## Exercise description
Each line of the records below that holds "JSON" should be copied out.

## Input data
══════════════════════════════

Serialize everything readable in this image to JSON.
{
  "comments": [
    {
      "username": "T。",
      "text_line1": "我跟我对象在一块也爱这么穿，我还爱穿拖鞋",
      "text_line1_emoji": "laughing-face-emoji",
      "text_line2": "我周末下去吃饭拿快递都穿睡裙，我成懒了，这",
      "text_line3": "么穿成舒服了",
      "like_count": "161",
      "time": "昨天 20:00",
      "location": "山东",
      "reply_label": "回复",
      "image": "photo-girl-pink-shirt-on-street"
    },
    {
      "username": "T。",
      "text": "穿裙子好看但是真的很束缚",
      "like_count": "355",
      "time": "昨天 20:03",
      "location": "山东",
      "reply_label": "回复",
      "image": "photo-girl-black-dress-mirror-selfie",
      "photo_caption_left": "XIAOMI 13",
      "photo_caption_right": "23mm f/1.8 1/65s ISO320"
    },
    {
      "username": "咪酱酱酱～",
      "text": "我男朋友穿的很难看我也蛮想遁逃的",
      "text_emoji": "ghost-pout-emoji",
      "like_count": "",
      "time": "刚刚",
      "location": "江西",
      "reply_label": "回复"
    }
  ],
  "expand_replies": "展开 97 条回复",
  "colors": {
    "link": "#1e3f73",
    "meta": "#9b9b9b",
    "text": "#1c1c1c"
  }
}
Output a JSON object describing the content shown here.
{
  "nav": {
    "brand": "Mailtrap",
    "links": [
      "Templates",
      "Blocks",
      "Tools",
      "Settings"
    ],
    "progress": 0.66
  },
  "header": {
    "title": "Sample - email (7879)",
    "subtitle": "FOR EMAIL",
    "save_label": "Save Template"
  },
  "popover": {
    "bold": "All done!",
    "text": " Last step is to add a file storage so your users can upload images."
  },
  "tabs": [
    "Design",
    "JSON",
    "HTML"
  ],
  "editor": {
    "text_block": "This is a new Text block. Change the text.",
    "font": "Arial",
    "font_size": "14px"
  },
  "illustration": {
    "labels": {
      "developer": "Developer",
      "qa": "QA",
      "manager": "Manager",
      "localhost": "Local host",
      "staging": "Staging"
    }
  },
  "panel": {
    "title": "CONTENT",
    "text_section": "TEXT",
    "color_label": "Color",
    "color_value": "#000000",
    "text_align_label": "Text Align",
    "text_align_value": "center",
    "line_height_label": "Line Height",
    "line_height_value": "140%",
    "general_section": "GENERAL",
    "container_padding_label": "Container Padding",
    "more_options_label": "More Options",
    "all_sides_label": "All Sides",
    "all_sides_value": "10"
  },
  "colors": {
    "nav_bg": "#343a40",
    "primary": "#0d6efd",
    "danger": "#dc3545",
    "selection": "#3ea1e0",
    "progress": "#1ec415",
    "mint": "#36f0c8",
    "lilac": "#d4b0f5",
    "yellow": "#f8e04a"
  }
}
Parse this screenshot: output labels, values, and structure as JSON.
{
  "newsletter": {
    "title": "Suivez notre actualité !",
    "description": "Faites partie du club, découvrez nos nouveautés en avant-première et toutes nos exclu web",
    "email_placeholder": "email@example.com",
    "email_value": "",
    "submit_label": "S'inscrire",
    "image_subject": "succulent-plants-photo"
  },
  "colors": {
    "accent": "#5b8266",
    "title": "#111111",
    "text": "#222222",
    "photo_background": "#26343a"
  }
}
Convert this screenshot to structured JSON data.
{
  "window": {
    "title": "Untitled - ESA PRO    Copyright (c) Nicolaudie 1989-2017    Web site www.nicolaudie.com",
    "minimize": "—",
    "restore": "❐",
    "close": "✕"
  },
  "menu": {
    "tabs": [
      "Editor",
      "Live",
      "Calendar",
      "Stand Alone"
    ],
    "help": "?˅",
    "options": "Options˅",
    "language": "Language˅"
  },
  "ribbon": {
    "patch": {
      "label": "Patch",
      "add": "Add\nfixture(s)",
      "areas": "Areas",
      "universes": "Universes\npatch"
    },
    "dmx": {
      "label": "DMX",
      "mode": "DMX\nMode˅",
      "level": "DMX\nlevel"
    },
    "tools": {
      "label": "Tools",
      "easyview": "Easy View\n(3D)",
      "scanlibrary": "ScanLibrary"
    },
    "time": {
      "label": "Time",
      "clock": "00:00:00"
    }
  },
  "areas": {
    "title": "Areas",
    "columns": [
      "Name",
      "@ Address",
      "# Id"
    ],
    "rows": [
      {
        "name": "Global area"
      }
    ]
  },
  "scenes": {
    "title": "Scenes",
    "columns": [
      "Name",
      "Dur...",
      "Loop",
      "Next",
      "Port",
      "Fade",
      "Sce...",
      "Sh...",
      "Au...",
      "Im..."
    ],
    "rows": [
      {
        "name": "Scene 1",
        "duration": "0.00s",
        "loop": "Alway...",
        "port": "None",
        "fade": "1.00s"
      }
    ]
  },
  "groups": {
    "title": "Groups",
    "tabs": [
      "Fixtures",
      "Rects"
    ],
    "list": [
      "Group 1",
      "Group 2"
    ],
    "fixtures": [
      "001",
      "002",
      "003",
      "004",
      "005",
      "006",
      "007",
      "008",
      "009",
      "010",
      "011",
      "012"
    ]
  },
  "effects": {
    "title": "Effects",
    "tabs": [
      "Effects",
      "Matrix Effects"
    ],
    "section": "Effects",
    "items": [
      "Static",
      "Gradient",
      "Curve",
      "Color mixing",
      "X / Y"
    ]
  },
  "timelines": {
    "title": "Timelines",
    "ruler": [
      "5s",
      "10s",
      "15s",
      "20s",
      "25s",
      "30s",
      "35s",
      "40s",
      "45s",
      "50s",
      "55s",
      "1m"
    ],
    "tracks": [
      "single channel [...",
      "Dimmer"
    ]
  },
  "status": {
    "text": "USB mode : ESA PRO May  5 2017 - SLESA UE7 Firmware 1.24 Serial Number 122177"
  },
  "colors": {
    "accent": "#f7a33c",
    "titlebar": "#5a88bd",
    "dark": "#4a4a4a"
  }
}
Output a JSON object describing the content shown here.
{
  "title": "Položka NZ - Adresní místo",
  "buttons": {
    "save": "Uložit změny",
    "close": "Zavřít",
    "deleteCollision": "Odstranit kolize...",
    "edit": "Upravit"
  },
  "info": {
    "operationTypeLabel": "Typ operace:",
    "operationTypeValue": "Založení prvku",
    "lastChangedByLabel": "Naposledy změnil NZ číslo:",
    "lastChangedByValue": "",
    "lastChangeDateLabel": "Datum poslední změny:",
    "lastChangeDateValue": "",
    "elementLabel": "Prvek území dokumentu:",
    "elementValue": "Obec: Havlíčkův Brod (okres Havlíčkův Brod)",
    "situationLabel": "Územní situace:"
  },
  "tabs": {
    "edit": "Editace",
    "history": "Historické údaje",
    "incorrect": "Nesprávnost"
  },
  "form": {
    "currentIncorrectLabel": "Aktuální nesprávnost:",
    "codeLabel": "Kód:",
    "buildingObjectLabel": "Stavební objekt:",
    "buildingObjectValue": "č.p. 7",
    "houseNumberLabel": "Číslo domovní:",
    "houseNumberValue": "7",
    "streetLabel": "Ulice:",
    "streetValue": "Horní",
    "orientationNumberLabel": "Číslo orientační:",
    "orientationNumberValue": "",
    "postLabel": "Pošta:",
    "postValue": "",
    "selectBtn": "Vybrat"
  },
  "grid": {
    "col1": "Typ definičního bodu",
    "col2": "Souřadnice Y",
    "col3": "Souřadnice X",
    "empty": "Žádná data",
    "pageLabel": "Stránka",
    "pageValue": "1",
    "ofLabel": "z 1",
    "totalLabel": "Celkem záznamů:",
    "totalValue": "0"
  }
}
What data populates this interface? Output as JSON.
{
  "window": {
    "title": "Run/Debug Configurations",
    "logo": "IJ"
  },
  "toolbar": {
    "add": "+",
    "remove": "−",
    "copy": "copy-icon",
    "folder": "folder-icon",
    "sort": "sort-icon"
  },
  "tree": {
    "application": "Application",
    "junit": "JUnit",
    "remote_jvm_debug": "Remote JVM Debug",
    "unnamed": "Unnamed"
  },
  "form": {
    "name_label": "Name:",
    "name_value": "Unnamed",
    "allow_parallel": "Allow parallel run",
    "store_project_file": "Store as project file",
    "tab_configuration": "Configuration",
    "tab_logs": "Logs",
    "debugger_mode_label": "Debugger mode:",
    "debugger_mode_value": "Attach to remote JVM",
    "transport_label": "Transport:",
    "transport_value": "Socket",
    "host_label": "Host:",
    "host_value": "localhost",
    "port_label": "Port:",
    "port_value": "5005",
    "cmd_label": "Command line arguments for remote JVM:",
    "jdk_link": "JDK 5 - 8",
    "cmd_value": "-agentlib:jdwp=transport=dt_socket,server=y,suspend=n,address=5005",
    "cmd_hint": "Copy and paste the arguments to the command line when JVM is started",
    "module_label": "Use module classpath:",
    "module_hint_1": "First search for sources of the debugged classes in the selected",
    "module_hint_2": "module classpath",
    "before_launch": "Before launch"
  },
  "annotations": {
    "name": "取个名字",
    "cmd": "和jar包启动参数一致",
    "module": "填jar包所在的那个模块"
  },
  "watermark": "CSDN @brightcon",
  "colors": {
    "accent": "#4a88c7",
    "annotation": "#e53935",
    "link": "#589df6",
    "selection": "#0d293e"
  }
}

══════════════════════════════

## Output
Serialize everything readable in this image to JSON.
Output a JSON object describing the content shown here.
    "JSON",
Parse this screenshot: output labels, values, and structure as JSON.
Convert this screenshot to structured JSON data.
Output a JSON object describing the content shown here.
What data populates this interface? Output as JSON.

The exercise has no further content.